What are allergic reactions?
Allergic reactions are hypersensitive responses to contact with certain substances known as allergens. When the patient comes into contact with the allergen their immune system reacts in a variety of ways. In some cases, the symptoms are mild and only a minor annoyance, while in other cases the reaction can severe and involve life-threatening symptoms.
Allergies are common among the UK population – over 20% of people are affected by an allergic disorder , and this number is continuously rising. The most common causes of allergic reactions are pollen, pets such as cats and dogs, insect stings from wasps and bees, and food such as peanuts, milk and eggs.
Allergic reactions are common and appear after contact with an allergen. The allergic reaction may be mild or moderate, and in some cases they can potentially be fatal. The reaction may be localised to one area of the body or it may spread throughout the body. Overall, the prognosis depends on your sensitivity to the allergen and your access to emergency treatment.
What are the symptoms?
The most common symptoms of a mild allergic reaction include:
- localised itching
- red or watery eyes
- nasal congestion
- neck and face hives.
In a moderate or serious allergic reaction symptoms may include:
- abdominal pain
- chest discomfort or tightness
- swelling in different parts of the body
- nausea and / or vomiting
- loss of consciousness
- difficulty breathing or swallowing
The most severe type of allergic reaction is known as anaplylaxis, which is a sudden combination of restricted breathing and a sudden drop in blood pressure.
How is an allergic reaction diagnosed?
To diagnose an allergic reaction the doctor will usually carry out a clinical examination and ask about your history of symptoms. If it is not clear what caused the reaction, there are a number of tests that can be carried out to help identify the cause, including:
- challenge tests – usually carried out to diagnose a food allergy, this test involves eating the food under supervision of a doctor and seeing if it causes an allergic reaction
- blood tests – this measures an allergy antibody known as the IgE antibody, to see if it has altered in response to an allergen
- skin prick tests – this involves placing a drop of the allergen on the arm and using a small tool to look for any micro-reaction
What causes allergic reactions?
Although we have a good idea of the most common causes of allergic reactions, it is not yet clear why some people are allergic and others are not. However, it appears to be the case that if you have a family member with a particular allergy you are more likely to have that allergy as well.
How can they be prevented?
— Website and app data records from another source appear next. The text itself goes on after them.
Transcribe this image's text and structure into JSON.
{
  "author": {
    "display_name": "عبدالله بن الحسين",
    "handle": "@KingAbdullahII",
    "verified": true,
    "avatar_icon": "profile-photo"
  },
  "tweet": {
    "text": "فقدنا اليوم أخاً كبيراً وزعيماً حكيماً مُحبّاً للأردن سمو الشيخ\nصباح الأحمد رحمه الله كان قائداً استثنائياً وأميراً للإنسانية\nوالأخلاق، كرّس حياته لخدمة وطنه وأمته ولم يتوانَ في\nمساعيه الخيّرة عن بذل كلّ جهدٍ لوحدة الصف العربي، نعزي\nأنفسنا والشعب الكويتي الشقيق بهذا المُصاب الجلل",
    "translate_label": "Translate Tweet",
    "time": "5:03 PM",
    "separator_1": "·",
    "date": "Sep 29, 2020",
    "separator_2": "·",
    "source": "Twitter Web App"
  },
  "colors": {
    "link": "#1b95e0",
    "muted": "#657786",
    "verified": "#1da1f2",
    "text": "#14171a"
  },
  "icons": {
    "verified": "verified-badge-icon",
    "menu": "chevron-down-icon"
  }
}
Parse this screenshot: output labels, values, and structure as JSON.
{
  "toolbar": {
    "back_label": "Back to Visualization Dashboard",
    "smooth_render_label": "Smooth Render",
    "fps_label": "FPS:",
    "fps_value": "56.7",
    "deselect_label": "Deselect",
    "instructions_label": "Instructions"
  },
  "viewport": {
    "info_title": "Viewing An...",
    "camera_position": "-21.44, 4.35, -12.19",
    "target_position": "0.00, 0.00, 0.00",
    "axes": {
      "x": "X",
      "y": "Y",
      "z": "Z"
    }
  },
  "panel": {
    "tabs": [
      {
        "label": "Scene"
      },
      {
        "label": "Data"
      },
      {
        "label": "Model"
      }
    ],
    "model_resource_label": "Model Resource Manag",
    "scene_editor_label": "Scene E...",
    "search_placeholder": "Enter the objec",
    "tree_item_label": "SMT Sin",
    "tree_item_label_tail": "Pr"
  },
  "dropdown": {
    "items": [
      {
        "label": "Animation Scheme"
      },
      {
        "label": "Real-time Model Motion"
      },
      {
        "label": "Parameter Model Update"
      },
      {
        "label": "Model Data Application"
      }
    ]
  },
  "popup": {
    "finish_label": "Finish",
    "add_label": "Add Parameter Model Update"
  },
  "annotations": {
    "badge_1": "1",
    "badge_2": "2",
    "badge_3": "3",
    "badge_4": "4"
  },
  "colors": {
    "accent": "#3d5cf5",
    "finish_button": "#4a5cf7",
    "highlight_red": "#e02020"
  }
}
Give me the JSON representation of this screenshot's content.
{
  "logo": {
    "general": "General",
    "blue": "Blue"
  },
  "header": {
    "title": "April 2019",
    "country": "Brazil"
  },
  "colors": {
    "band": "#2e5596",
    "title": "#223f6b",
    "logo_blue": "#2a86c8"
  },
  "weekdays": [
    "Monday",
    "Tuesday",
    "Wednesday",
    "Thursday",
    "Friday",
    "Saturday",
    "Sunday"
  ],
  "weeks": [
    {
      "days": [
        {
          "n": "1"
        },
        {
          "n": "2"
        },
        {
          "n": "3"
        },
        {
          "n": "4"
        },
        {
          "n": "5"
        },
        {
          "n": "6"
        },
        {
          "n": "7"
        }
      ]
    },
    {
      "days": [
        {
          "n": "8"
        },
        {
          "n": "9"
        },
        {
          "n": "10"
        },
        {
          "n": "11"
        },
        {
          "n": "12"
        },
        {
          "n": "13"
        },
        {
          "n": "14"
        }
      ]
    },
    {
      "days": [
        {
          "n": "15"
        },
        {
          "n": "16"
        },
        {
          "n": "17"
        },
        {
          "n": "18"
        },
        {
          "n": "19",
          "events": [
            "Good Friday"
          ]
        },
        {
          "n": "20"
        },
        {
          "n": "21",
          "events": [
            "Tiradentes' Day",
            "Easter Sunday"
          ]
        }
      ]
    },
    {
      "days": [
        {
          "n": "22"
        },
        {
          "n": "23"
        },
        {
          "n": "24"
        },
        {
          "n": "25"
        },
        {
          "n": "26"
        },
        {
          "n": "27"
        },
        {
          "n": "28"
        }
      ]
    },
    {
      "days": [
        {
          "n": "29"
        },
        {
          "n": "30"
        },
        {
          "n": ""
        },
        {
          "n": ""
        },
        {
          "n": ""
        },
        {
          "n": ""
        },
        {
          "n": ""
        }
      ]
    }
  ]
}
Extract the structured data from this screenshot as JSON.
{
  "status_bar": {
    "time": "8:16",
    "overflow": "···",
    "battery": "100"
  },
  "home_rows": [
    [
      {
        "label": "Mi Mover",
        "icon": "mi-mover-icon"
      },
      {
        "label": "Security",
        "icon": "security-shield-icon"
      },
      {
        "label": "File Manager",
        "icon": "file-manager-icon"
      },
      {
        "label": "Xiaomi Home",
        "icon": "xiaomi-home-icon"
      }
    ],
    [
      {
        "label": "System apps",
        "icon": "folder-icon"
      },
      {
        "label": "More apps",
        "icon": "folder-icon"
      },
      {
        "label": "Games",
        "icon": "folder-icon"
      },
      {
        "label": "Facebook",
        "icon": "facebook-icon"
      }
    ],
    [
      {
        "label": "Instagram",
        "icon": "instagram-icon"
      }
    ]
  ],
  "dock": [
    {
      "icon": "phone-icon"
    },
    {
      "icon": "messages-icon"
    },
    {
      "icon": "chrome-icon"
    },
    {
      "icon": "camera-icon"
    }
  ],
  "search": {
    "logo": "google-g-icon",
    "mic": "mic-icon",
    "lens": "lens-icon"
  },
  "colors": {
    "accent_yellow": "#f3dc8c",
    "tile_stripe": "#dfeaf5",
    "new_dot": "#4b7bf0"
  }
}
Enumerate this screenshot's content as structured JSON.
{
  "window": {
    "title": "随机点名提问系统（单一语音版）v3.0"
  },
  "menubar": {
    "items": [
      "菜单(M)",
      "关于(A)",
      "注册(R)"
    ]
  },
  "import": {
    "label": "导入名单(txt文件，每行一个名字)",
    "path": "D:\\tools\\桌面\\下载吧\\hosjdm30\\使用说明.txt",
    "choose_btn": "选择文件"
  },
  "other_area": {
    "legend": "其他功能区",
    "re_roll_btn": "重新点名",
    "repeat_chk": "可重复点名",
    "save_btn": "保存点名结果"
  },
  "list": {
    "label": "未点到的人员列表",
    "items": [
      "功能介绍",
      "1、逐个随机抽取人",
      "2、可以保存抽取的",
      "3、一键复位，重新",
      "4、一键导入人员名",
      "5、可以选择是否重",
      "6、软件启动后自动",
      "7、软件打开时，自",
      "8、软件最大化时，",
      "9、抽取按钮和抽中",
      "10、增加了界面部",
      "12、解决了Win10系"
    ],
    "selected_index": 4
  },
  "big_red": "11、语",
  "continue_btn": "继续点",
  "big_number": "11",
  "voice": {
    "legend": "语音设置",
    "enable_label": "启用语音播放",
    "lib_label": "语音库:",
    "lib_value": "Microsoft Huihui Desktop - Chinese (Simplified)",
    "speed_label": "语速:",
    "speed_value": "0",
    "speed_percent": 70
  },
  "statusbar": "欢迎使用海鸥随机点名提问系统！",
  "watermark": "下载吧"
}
The main way to prevent allergic reactions in the future is to identify what is causing the reaction and take steps to avoid contact with the substance in the future.
However, it is not always possible to prevent yourself from coming into contact with an allergic substance, particularly if you have a high sensitivity to it. Therefore for more severe types of allergy (e.g. those which cause difficulty breathing or anaphylaxis), the doctor may advise you to carry medication with you at all times to mitigate and control the symptoms.
What is the treatment?
Treatment for allergy depends on the type of allergic condition. For example, if you have a severe food allergy, your care plan will look different to someone who has asthma. Some types of allergy can be cured with a programme of immunotherapy, which involves regular controlled exposure to the allergen to build up your body’s tolerance.
However, for most people allergic reactions can be treated with a number of medications, including:
- antihistamines which relieve the symptoms of hay fever, hives, and insect stings
- steroid cream or tablets to reduce inflammation
- decongestant to treat blocked nose
What specialist should I see?
An allergist is the specialist who can diagnose and treat allergic reactions and the underlying allergy involved.